Items from an interface collection
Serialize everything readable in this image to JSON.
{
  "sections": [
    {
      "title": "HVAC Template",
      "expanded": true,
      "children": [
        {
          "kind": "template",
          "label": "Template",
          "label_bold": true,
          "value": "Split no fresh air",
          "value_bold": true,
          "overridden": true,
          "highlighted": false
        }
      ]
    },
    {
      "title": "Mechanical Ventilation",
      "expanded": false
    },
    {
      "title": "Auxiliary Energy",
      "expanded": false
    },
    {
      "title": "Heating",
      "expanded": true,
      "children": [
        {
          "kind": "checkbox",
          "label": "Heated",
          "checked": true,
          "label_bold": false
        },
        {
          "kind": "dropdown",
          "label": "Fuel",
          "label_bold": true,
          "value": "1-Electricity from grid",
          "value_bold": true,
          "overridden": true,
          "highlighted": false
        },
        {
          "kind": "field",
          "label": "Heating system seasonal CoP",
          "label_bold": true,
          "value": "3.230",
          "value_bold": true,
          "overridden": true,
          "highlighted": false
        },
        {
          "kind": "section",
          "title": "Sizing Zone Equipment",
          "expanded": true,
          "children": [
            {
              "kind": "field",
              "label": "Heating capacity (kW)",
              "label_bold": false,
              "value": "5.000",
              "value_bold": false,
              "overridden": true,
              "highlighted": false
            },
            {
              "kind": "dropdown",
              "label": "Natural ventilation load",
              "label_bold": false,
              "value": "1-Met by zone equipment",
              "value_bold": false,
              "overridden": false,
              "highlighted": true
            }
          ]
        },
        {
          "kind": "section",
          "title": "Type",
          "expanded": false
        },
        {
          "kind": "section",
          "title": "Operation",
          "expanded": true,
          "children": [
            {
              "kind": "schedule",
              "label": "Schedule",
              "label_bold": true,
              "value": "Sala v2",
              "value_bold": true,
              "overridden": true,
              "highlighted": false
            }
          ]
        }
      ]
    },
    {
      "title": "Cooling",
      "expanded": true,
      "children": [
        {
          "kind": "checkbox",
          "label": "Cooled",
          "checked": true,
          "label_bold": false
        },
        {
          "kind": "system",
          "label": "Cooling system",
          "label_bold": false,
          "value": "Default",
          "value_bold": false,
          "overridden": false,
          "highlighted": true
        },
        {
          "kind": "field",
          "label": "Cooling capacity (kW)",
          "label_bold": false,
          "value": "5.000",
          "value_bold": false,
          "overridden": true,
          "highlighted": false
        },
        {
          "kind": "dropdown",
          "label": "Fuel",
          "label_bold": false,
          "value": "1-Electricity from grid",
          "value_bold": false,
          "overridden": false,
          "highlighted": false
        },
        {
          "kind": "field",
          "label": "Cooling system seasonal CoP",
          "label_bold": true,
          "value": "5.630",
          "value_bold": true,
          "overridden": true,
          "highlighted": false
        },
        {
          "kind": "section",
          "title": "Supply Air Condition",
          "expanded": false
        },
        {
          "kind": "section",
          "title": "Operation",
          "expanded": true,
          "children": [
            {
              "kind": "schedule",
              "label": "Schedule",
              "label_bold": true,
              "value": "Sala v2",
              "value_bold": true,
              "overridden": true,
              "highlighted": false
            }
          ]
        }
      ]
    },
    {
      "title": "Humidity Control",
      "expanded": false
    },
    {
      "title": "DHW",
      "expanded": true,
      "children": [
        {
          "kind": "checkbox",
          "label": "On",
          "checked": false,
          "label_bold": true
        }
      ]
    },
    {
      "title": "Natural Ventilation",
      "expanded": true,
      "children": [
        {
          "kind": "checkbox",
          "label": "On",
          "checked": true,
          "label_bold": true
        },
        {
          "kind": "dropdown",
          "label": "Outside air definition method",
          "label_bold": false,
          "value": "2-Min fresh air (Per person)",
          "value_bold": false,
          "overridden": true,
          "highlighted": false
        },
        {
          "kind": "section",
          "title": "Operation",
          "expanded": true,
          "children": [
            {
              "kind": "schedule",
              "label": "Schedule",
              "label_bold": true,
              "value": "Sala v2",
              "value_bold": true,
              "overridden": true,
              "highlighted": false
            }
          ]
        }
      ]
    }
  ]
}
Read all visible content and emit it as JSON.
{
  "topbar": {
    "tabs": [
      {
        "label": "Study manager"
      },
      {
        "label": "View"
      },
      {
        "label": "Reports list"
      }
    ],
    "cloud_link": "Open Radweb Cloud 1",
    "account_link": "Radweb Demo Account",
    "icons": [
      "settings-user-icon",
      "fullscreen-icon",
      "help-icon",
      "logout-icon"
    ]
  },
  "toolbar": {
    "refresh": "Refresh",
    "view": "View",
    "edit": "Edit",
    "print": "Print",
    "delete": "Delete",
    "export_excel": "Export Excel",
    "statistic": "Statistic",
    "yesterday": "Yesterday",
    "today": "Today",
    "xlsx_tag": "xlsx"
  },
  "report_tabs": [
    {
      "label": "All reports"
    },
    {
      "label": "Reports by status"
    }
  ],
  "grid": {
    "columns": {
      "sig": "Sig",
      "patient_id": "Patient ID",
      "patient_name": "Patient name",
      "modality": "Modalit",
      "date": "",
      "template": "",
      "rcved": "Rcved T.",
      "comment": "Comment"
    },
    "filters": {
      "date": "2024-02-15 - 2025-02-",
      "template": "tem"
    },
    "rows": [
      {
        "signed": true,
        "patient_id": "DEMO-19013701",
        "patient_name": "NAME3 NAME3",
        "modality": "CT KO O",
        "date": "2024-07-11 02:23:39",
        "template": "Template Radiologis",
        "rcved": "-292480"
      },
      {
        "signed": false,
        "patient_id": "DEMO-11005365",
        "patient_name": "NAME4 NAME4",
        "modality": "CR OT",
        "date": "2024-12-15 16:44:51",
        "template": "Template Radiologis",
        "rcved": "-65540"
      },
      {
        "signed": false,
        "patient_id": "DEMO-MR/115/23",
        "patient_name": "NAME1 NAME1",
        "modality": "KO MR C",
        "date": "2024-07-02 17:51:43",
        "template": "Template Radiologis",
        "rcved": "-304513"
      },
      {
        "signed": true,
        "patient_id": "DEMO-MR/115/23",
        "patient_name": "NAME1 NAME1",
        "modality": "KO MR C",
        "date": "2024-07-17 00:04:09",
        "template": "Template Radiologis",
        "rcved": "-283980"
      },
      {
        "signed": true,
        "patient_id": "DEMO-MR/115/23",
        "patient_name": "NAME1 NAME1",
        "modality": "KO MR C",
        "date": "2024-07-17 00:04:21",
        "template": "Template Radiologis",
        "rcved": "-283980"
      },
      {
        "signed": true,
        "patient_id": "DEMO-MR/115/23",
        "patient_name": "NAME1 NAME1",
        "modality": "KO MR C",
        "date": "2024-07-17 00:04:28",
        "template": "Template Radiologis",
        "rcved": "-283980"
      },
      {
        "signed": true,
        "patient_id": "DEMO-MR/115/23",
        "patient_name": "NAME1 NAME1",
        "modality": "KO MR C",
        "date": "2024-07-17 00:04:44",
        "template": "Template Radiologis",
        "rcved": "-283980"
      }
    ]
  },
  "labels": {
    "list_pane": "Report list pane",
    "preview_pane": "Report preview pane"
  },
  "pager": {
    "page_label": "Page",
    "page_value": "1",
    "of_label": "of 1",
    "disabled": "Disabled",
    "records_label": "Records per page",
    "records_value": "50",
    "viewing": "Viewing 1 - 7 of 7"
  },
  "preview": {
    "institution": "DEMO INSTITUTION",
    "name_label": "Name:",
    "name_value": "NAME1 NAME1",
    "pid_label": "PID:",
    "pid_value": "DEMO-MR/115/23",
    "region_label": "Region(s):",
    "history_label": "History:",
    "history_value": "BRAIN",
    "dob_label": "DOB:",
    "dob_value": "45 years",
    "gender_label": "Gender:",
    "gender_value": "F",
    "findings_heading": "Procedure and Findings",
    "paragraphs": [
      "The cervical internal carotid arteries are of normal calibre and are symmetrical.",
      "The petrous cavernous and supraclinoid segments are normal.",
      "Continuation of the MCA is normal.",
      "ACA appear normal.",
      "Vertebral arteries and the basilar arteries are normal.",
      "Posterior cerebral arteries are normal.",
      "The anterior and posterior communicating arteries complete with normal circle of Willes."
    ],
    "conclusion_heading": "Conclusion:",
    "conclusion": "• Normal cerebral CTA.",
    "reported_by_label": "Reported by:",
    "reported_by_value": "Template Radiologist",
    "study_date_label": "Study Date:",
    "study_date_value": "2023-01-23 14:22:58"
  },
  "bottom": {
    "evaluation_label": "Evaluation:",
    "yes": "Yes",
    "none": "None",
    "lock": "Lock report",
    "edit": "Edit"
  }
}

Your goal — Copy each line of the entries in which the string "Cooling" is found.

Answer to the problem —
      "title": "Cooling",
          "label": "Cooling system",
          "label": "Cooling capacity (kW)",
          "label": "Cooling system seasonal CoP",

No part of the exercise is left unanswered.